- _EXERCISE_
All lines in the data bearing the string "read" should be identified and copied.

EXTRACTED DATA Start Marker

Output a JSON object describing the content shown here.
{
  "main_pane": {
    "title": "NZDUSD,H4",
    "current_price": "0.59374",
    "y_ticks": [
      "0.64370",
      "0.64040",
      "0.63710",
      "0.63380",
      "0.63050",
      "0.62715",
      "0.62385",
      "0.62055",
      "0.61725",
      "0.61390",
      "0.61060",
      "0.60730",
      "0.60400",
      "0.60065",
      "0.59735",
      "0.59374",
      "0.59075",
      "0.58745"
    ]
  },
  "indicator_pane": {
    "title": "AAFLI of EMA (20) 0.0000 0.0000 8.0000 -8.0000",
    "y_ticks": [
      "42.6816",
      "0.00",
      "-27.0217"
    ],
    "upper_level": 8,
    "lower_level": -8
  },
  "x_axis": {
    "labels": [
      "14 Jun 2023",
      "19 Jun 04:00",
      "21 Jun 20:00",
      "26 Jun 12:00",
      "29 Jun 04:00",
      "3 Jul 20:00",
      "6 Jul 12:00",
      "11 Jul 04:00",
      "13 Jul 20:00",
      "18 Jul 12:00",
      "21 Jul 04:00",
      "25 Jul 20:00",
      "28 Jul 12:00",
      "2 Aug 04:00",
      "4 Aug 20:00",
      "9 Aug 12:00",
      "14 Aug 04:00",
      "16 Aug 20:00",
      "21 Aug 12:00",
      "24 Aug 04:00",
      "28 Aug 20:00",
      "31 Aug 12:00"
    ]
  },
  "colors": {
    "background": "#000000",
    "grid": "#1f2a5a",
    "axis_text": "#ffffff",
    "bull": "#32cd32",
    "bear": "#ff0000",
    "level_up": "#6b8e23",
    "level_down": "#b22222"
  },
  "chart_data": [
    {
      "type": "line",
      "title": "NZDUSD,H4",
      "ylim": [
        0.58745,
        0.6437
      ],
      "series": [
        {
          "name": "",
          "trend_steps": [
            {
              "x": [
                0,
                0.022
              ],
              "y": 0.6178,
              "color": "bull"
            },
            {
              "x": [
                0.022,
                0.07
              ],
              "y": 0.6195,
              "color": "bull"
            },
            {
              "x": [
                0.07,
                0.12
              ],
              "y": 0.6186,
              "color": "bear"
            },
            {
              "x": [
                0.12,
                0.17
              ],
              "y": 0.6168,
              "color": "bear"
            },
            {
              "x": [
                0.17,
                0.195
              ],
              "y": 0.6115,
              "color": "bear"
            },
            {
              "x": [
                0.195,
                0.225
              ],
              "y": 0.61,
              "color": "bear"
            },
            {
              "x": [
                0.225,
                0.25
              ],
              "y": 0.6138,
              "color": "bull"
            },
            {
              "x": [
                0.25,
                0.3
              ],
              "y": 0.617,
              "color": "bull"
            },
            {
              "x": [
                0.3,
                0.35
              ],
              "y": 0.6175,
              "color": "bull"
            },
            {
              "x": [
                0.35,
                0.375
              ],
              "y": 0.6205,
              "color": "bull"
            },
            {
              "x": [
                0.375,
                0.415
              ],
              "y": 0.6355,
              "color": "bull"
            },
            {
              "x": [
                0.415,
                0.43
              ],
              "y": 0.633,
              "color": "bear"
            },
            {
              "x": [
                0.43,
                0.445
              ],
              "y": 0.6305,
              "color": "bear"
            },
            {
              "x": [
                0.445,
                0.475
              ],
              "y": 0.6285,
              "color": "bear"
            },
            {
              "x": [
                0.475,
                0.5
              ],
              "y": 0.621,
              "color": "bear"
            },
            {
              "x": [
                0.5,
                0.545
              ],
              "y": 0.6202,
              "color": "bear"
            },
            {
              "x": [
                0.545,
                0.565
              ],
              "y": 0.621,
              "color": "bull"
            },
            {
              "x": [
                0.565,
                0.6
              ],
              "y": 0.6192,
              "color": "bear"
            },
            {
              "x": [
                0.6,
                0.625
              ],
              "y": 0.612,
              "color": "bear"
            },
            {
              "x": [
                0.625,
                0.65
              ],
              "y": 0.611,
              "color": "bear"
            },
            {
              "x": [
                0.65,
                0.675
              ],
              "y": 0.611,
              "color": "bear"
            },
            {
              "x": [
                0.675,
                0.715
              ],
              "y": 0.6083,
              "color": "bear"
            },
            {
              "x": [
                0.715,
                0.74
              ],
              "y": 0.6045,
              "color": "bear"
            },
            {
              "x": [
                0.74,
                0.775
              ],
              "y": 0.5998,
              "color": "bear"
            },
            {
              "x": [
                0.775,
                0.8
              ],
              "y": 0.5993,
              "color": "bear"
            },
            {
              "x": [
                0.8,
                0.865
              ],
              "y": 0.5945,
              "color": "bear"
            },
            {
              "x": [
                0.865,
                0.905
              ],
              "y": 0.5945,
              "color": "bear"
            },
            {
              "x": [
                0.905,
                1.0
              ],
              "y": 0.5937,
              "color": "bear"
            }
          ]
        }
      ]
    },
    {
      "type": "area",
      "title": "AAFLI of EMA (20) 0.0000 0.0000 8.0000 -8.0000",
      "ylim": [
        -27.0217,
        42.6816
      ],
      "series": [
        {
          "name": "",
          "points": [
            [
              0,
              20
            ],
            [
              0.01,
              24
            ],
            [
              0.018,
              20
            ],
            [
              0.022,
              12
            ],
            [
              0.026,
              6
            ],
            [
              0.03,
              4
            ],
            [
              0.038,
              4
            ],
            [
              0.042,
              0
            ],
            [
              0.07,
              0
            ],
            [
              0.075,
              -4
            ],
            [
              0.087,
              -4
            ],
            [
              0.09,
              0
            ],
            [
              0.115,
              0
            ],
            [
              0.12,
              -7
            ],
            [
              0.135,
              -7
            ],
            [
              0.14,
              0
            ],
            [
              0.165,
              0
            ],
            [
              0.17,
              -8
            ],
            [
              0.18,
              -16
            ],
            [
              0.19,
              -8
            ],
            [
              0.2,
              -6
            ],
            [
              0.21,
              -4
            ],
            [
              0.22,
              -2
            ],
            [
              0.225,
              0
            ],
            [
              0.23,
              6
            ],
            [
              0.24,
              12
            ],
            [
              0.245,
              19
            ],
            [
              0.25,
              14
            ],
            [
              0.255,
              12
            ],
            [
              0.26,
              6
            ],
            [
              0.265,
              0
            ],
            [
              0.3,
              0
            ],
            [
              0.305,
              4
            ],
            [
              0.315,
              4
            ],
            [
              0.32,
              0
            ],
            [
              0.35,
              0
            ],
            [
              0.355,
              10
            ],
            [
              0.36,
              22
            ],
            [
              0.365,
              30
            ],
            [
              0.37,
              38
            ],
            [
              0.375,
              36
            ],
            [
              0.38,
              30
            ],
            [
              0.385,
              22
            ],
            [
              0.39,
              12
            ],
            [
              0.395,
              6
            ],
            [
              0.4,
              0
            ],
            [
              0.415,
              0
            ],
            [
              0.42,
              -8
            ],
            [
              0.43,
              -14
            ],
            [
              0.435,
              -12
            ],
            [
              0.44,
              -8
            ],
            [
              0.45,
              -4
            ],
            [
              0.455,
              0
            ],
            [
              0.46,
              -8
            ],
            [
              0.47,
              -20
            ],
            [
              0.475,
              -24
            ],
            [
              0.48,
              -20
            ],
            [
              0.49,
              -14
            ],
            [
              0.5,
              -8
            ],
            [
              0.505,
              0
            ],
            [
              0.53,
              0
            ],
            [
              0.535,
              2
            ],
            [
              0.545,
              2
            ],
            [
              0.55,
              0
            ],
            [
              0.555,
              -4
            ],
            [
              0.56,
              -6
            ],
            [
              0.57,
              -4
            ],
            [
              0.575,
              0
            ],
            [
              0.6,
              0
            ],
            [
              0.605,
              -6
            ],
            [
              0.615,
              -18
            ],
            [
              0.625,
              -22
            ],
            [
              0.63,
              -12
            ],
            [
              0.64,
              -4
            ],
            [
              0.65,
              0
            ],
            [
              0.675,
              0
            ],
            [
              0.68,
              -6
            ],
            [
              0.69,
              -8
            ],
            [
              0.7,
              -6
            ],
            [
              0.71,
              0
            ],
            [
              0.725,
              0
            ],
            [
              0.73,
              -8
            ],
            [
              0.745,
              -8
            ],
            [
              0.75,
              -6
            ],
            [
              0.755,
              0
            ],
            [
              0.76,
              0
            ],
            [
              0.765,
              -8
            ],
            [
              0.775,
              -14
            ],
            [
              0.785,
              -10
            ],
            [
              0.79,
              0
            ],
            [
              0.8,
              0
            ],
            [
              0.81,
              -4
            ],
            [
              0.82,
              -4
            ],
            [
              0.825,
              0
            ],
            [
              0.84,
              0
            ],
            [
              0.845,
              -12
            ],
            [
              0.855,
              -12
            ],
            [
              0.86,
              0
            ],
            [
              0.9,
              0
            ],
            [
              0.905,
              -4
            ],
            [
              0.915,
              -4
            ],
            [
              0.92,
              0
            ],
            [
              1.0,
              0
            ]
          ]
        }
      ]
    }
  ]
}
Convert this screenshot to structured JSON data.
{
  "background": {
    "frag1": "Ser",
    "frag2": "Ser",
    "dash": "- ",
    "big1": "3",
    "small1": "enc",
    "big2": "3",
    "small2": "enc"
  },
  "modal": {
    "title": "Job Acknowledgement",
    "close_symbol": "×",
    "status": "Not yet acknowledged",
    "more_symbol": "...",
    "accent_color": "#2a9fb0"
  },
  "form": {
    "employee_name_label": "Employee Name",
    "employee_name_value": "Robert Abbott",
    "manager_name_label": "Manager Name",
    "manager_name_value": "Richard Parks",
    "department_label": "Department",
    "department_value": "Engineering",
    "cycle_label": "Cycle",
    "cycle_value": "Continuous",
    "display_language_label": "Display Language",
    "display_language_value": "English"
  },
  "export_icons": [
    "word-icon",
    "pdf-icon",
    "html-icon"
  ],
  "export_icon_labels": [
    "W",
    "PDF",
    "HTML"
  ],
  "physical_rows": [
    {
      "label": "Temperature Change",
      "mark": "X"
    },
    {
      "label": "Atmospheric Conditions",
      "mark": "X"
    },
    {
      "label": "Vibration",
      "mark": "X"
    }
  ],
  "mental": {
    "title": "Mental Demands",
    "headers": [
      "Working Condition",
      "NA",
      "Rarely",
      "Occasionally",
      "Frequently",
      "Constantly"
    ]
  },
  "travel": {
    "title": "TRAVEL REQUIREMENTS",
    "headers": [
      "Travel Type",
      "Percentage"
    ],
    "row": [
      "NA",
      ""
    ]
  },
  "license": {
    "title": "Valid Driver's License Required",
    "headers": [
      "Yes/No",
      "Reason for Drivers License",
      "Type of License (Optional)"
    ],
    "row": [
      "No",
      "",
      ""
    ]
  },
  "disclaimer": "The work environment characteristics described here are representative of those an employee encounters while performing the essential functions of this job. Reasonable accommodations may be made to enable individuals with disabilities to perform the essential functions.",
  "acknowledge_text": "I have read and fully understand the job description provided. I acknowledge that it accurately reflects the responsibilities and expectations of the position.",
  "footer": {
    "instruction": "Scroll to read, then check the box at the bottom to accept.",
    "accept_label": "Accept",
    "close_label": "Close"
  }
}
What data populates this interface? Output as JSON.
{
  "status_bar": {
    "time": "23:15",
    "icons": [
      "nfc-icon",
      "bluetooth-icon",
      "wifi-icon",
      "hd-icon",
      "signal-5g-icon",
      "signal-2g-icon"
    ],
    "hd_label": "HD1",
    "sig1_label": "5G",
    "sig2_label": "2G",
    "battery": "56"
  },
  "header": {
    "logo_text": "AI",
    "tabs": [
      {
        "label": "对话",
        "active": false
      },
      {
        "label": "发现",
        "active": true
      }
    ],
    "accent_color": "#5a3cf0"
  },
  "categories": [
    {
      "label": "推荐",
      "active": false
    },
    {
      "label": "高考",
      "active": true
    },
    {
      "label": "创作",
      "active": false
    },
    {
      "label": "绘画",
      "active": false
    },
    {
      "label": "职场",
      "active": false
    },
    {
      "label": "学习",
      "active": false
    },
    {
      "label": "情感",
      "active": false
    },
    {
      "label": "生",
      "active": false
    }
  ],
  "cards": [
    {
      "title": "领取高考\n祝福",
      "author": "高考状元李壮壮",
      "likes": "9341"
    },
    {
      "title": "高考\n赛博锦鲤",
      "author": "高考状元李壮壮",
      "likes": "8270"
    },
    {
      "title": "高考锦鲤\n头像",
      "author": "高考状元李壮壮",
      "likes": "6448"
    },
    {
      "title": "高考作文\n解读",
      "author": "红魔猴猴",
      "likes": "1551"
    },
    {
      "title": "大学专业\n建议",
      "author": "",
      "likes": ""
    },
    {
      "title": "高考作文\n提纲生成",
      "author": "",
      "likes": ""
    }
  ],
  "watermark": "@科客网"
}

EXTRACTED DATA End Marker

- _RESULT OF THE TASK_
  "acknowledge_text": "I have read and fully understand the job description provided. I acknowledge that it accurately reflects the responsibilities and expectations of the position.",
    "instruction": "Scroll to read, then check the box at the bottom to accept.",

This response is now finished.